→ Source material:

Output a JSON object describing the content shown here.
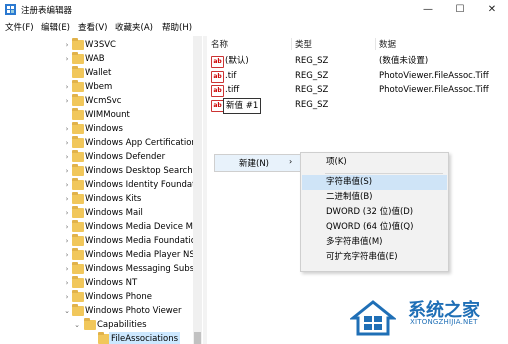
{
  "window": {
    "title": "注册表编辑器",
    "minimize": "—",
    "maximize": "☐",
    "close": "✕"
  },
  "menu": [
    "文件(F)",
    "编辑(E)",
    "查看(V)",
    "收藏夹(A)",
    "帮助(H)"
  ],
  "tree": [
    {
      "label": "W3SVC",
      "arrow": "›"
    },
    {
      "label": "WAB",
      "arrow": "›"
    },
    {
      "label": "Wallet",
      "arrow": ""
    },
    {
      "label": "Wbem",
      "arrow": "›"
    },
    {
      "label": "WcmSvc",
      "arrow": "›"
    },
    {
      "label": "WIMMount",
      "arrow": ""
    },
    {
      "label": "Windows",
      "arrow": "›"
    },
    {
      "label": "Windows App Certification",
      "arrow": "›"
    },
    {
      "label": "Windows Defender",
      "arrow": "›"
    },
    {
      "label": "Windows Desktop Search",
      "arrow": "›"
    },
    {
      "label": "Windows Identity Foundati",
      "arrow": "›"
    },
    {
      "label": "Windows Kits",
      "arrow": "›"
    },
    {
      "label": "Windows Mail",
      "arrow": "›"
    },
    {
      "label": "Windows Media Device M",
      "arrow": "›"
    },
    {
      "label": "Windows Media Foundatic",
      "arrow": "›"
    },
    {
      "label": "Windows Media Player NS",
      "arrow": "›"
    },
    {
      "label": "Windows Messaging Subs",
      "arrow": "›"
    },
    {
      "label": "Windows NT",
      "arrow": "›"
    },
    {
      "label": "Windows Phone",
      "arrow": "›"
    },
    {
      "label": "Windows Photo Viewer",
      "arrow": "⌄"
    },
    {
      "label": "Capabilities",
      "arrow": "⌄"
    },
    {
      "label": "FileAssociations",
      "arrow": ""
    }
  ],
  "list": {
    "headers": {
      "name": "名称",
      "type": "类型",
      "data": "数据"
    },
    "rows": [
      {
        "name": "(默认)",
        "type": "REG_SZ",
        "data": "(数值未设置)"
      },
      {
        "name": ".tif",
        "type": "REG_SZ",
        "data": "PhotoViewer.FileAssoc.Tiff"
      },
      {
        "name": ".tiff",
        "type": "REG_SZ",
        "data": "PhotoViewer.FileAssoc.Tiff"
      },
      {
        "name": "新值 #1",
        "type": "REG_SZ",
        "data": ""
      }
    ]
  },
  "context": {
    "new_label": "新建(N)",
    "arrow": "›"
  },
  "submenu": [
    "项(K)",
    "字符串值(S)",
    "二进制值(B)",
    "DWORD (32 位)值(D)",
    "QWORD (64 位)值(Q)",
    "多字符串值(M)",
    "可扩充字符串值(E)"
  ],
  "watermark": {
    "brand": "系统之家",
    "site": "XITONGZHIJIA.NET"
  },
  "icons": {
    "value_icon": "ab"
  },
  "colors": {
    "selection": "#cce8ff",
    "folder": "#f1c75b",
    "watermark": "#1f6fb6"
  }
}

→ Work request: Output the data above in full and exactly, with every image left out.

→ Result for this task:
Output a JSON object describing the content shown here.
{
  "window": {
    "title": "注册表编辑器",
    "minimize": "—",
    "maximize": "☐",
    "close": "✕"
  },
  "menu": [
    "文件(F)",
    "编辑(E)",
    "查看(V)",
    "收藏夹(A)",
    "帮助(H)"
  ],
  "tree": [
    {
      "label": "W3SVC",
      "arrow": "›"
    },
    {
      "label": "WAB",
      "arrow": "›"
    },
    {
      "label": "Wallet",
      "arrow": ""
    },
    {
      "label": "Wbem",
      "arrow": "›"
    },
    {
      "label": "WcmSvc",
      "arrow": "›"
    },
    {
      "label": "WIMMount",
      "arrow": ""
    },
    {
      "label": "Windows",
      "arrow": "›"
    },
    {
      "label": "Windows App Certification",
      "arrow": "›"
    },
    {
      "label": "Windows Defender",
      "arrow": "›"
    },
    {
      "label": "Windows Desktop Search",
      "arrow": "›"
    },
    {
      "label": "Windows Identity Foundati",
      "arrow": "›"
    },
    {
      "label": "Windows Kits",
      "arrow": "›"
    },
    {
      "label": "Windows Mail",
      "arrow": "›"
    },
    {
      "label": "Windows Media Device M",
      "arrow": "›"
    },
    {
      "label": "Windows Media Foundatic",
      "arrow": "›"
    },
    {
      "label": "Windows Media Player NS",
      "arrow": "›"
    },
    {
      "label": "Windows Messaging Subs",
      "arrow": "›"
    },
    {
      "label": "Windows NT",
      "arrow": "›"
    },
    {
      "label": "Windows Phone",
      "arrow": "›"
    },
    {
      "label": "Windows Photo Viewer",
      "arrow": "⌄"
    },
    {
      "label": "Capabilities",
      "arrow": "⌄"
    },
    {
      "label": "FileAssociations",
      "arrow": ""
    }
  ],
  "list": {
    "headers": {
      "name": "名称",
      "type": "类型",
      "data": "数据"
    },
    "rows": [
      {
        "name": "(默认)",
        "type": "REG_SZ",
        "data": "(数值未设置)"
      },
      {
        "name": ".tif",
        "type": "REG_SZ",
        "data": "PhotoViewer.FileAssoc.Tiff"
      },
      {
        "name": ".tiff",
        "type": "REG_SZ",
        "data": "PhotoViewer.FileAssoc.Tiff"
      },
      {
        "name": "新值 #1",
        "type": "REG_SZ",
        "data": ""
      }
    ]
  },
  "context": {
    "new_label": "新建(N)",
    "arrow": "›"
  },
  "submenu": [
    "项(K)",
    "字符串值(S)",
    "二进制值(B)",
    "DWORD (32 位)值(D)",
    "QWORD (64 位)值(Q)",
    "多字符串值(M)",
    "可扩充字符串值(E)"
  ],
  "watermark": {
    "brand": "系统之家",
    "site": "XITONGZHIJIA.NET"
  },
  "icons": {
    "value_icon": "ab"
  },
  "colors": {
    "selection": "#cce8ff",
    "folder": "#f1c75b",
    "watermark": "#1f6fb6"
  }
}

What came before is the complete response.